Selma Blair's joy at dancing without a cane

·2-min read
Selma Blair danced without her cane credit:Bang Showbiz
Selma Blair danced without her cane credit:Bang Showbiz

Selma Blair felt she was part of a "fairy tale" when she danced without a cane on 'Dancing With the Stars'.

The 50-year-old actress - who was diagnosed with multiple sclerosis (MS) in 2016 - admitted it was an "amazing" experience to perform her emotional Viennese waltz routine to David Cook's 'Time of My Life' with only her partner Sasha Farber for support.

She told 'Extra': “It felt amazing. I actually never had a dance before with anyone… I never had someone ask me to dance in that way. To learn at least one dance, I mean the gratitude.

"To have Sasha hold me in a frame so I could leave my walking assistance behind and feel like, ‘Wow, he can help me be fluid and move,’ and knowing how much support from people literally, physically, and figuratively, what it means and it feels so good… it did, it felt like a fairy tale.

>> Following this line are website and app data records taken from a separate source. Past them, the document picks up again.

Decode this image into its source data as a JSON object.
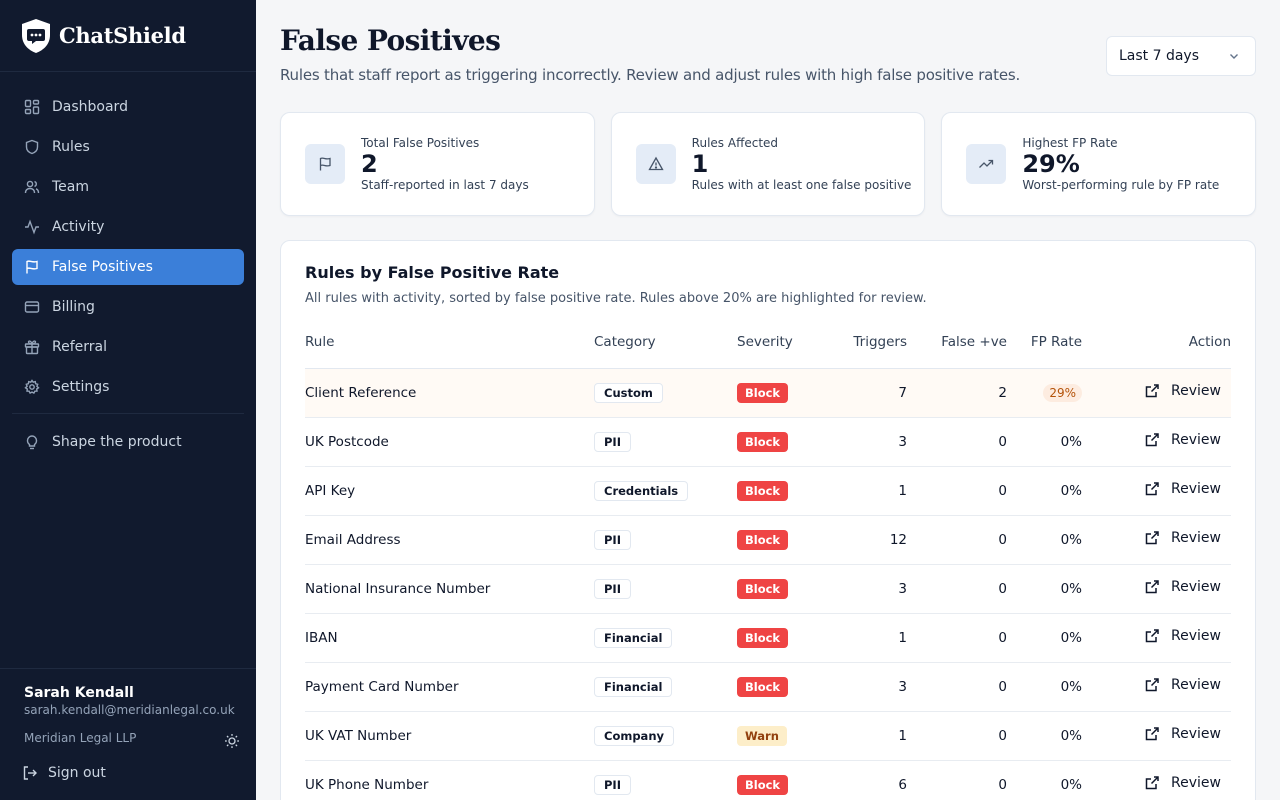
{
  "brand": {
    "name": "ChatShield",
    "icon": "shield-chat-icon"
  },
  "nav": {
    "items": [
      {
        "id": "dashboard",
        "label": "Dashboard",
        "icon": "grid-icon",
        "active": false
      },
      {
        "id": "rules",
        "label": "Rules",
        "icon": "shield-icon",
        "active": false
      },
      {
        "id": "team",
        "label": "Team",
        "icon": "users-icon",
        "active": false
      },
      {
        "id": "activity",
        "label": "Activity",
        "icon": "activity-icon",
        "active": false
      },
      {
        "id": "false-positives",
        "label": "False Positives",
        "icon": "flag-icon",
        "active": true
      },
      {
        "id": "billing",
        "label": "Billing",
        "icon": "credit-card-icon",
        "active": false
      },
      {
        "id": "referral",
        "label": "Referral",
        "icon": "gift-icon",
        "active": false
      },
      {
        "id": "settings",
        "label": "Settings",
        "icon": "gear-icon",
        "active": false
      }
    ],
    "feedback": {
      "label": "Shape the product",
      "icon": "lightbulb-icon"
    }
  },
  "user": {
    "name": "Sarah Kendall",
    "email": "sarah.kendall@meridianlegal.co.uk",
    "org": "Meridian Legal LLP",
    "signout_label": "Sign out"
  },
  "page": {
    "title": "False Positives",
    "subtitle": "Rules that staff report as triggering incorrectly. Review and adjust rules with high false positive rates.",
    "range": "Last 7 days"
  },
  "stats": [
    {
      "label": "Total False Positives",
      "value": "2",
      "desc": "Staff-reported in last 7 days",
      "icon": "flag-icon"
    },
    {
      "label": "Rules Affected",
      "value": "1",
      "desc": "Rules with at least one false positive",
      "icon": "alert-triangle-icon"
    },
    {
      "label": "Highest FP Rate",
      "value": "29%",
      "desc": "Worst-performing rule by FP rate",
      "icon": "trending-up-icon"
    }
  ],
  "table": {
    "title": "Rules by False Positive Rate",
    "subtitle": "All rules with activity, sorted by false positive rate. Rules above 20% are highlighted for review.",
    "columns": [
      "Rule",
      "Category",
      "Severity",
      "Triggers",
      "False +ve",
      "FP Rate",
      "Action"
    ],
    "rows": [
      {
        "rule": "Client Reference",
        "category": "Custom",
        "severity": "Block",
        "triggers": "7",
        "false_pos": "2",
        "fp_rate": "29%",
        "action": "Review",
        "highlight": true
      },
      {
        "rule": "UK Postcode",
        "category": "PII",
        "severity": "Block",
        "triggers": "3",
        "false_pos": "0",
        "fp_rate": "0%",
        "action": "Review"
      },
      {
        "rule": "API Key",
        "category": "Credentials",
        "severity": "Block",
        "triggers": "1",
        "false_pos": "0",
        "fp_rate": "0%",
        "action": "Review"
      },
      {
        "rule": "Email Address",
        "category": "PII",
        "severity": "Block",
        "triggers": "12",
        "false_pos": "0",
        "fp_rate": "0%",
        "action": "Review"
      },
      {
        "rule": "National Insurance Number",
        "category": "PII",
        "severity": "Block",
        "triggers": "3",
        "false_pos": "0",
        "fp_rate": "0%",
        "action": "Review"
      },
      {
        "rule": "IBAN",
        "category": "Financial",
        "severity": "Block",
        "triggers": "1",
        "false_pos": "0",
        "fp_rate": "0%",
        "action": "Review"
      },
      {
        "rule": "Payment Card Number",
        "category": "Financial",
        "severity": "Block",
        "triggers": "3",
        "false_pos": "0",
        "fp_rate": "0%",
        "action": "Review"
      },
      {
        "rule": "UK VAT Number",
        "category": "Company",
        "severity": "Warn",
        "triggers": "1",
        "false_pos": "0",
        "fp_rate": "0%",
        "action": "Review"
      },
      {
        "rule": "UK Phone Number",
        "category": "PII",
        "severity": "Block",
        "triggers": "6",
        "false_pos": "0",
        "fp_rate": "0%",
        "action": "Review"
      }
    ]
  },
  "colors": {
    "sidebar_bg": "#111a2e",
    "active_nav": "#3b7fd9",
    "block": "#ef4444",
    "warn_bg": "#fdeec9",
    "warn_text": "#92400e",
    "fp_pill_bg": "#fdece0",
    "fp_pill_text": "#b45309"
  }
}
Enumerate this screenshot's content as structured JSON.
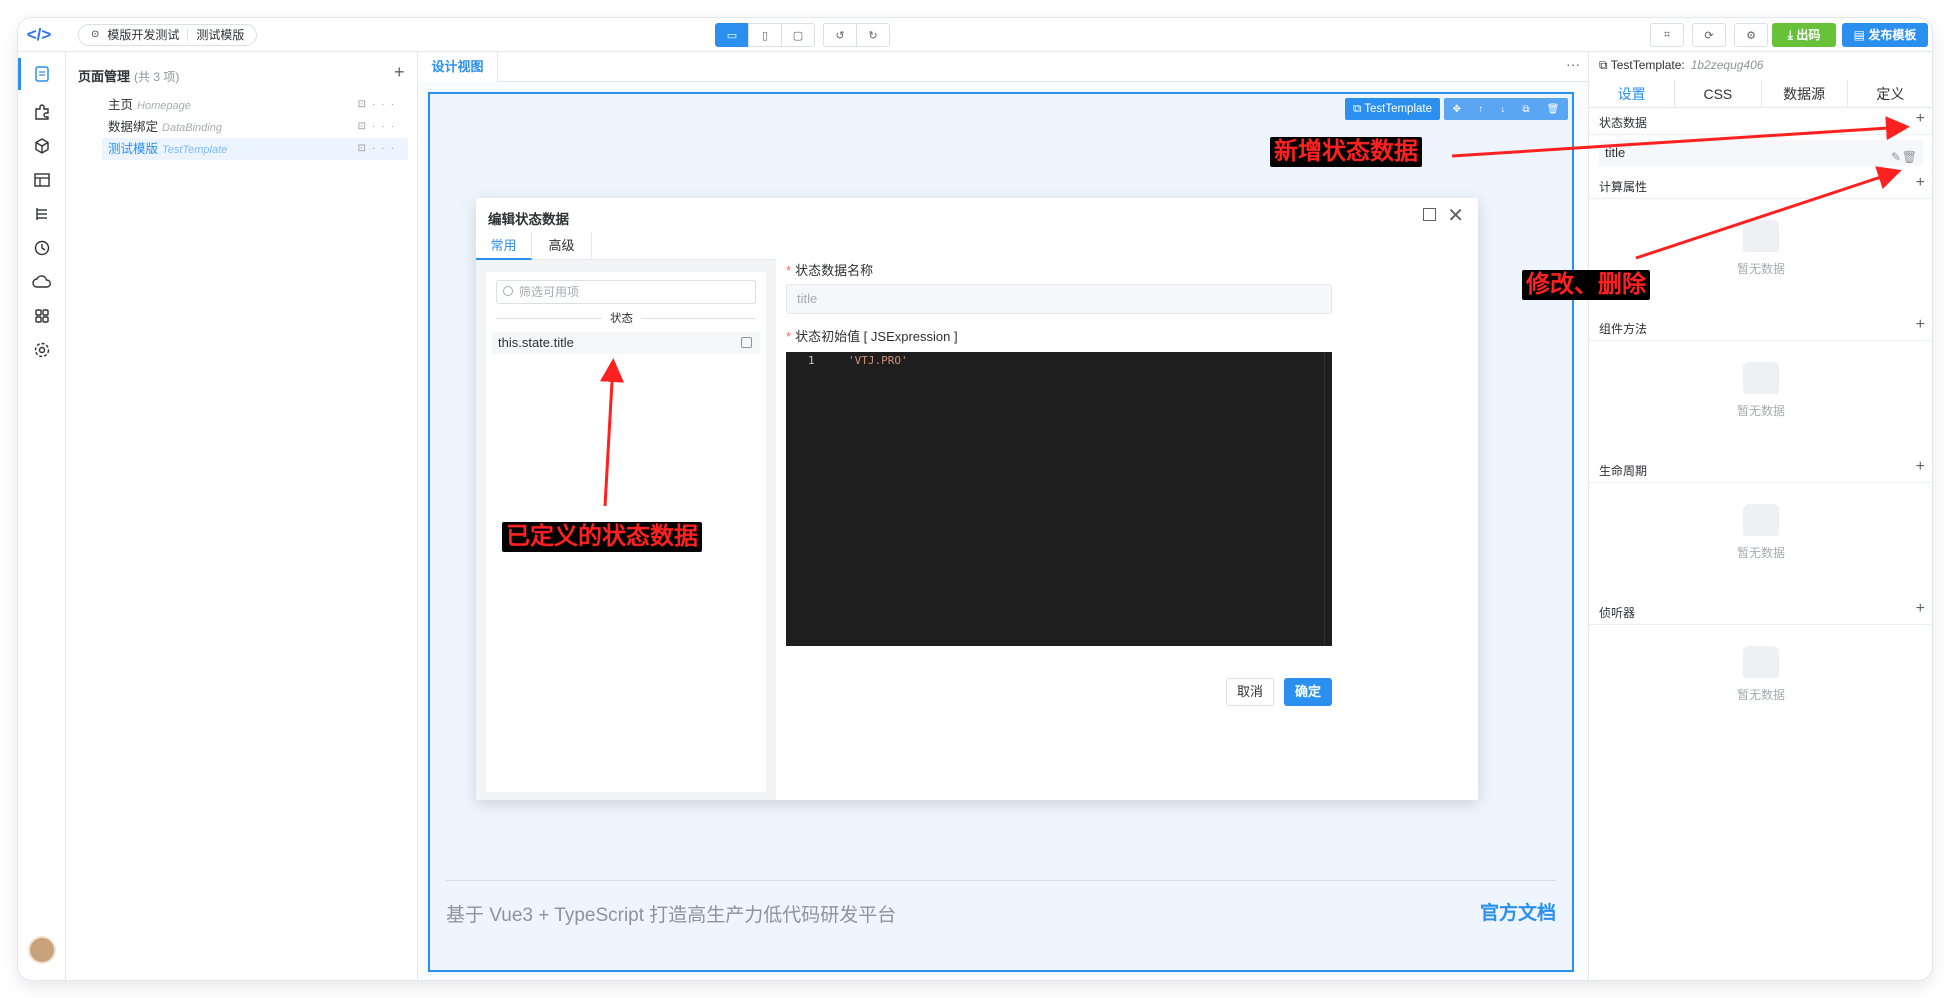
{
  "topbar": {
    "crumb_project": "模版开发测试",
    "crumb_page": "测试模版",
    "btn_code": "出码",
    "btn_publish": "发布模板"
  },
  "pages": {
    "title": "页面管理",
    "count": "(共 3 项)",
    "items": [
      {
        "name": "主页",
        "en": "Homepage"
      },
      {
        "name": "数据绑定",
        "en": "DataBinding"
      },
      {
        "name": "测试模版",
        "en": "TestTemplate"
      }
    ]
  },
  "center": {
    "tab": "设计视图",
    "tag": "TestTemplate",
    "footer_text": "基于 Vue3 + TypeScript 打造高生产力低代码研发平台",
    "footer_link": "官方文档"
  },
  "dialog": {
    "title": "编辑状态数据",
    "tab_common": "常用",
    "tab_advanced": "高级",
    "filter_placeholder": "筛选可用项",
    "group_label": "状态",
    "state_item": "this.state.title",
    "name_label": "状态数据名称",
    "name_value": "title",
    "init_label": "状态初始值 [ JSExpression ]",
    "line_no": "1",
    "code": "'VTJ.PRO'",
    "cancel": "取消",
    "ok": "确定"
  },
  "rpanel": {
    "head": "TestTemplate:",
    "id": "1b2zequg406",
    "tabs": [
      "设置",
      "CSS",
      "数据源",
      "定义"
    ],
    "state_title": "状态数据",
    "state_item": "title",
    "computed_title": "计算属性",
    "methods_title": "组件方法",
    "lifecycle_title": "生命周期",
    "watch_title": "侦听器",
    "empty_text": "暂无数据"
  },
  "annotations": {
    "add_state": "新增状态数据",
    "edit_delete": "修改、删除",
    "defined_state": "已定义的状态数据",
    "color": "#ff2020"
  }
}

“My cane has been amazing… I have such balance issues… I have such love for my cane, for all my canes, but to leave it behind and say, ‘I am going to have a person support me now,’ it’s a totally new thing, physically… I have been a single mom. I’ve always loved supporting people, and then to have so many people support me, heaven.”

The 'Cruel Intentions' star praised her dance partner for his reassurance that she could perform without her walking aid.

She added: “I’m so proud, I am so proud of Sasha for really convincing me that… he wouldn’t let me go and I feel good, I feel good, physically I feel good and I am getting stronger.”

And Selma hopes taking part of the show will help her get "stronger" as the series progresses.

She said: "The main thing was I had really kind of stalled in a point of recovery. I just couldn’t get motivated to get stronger… Then this opportunity came and for the first time in my life I was like, ‘Yeah, it makes sense…’ I want to start learning how to build myself up again.

"Even though I am comfortable with myself, I have been not that strong. I just want to say, I think that people might look at MS or chronic illnesses as one thing, but all of us in the community know, it’s just as varied as everyone else everywhere, and with support it’s amazing what we can do.”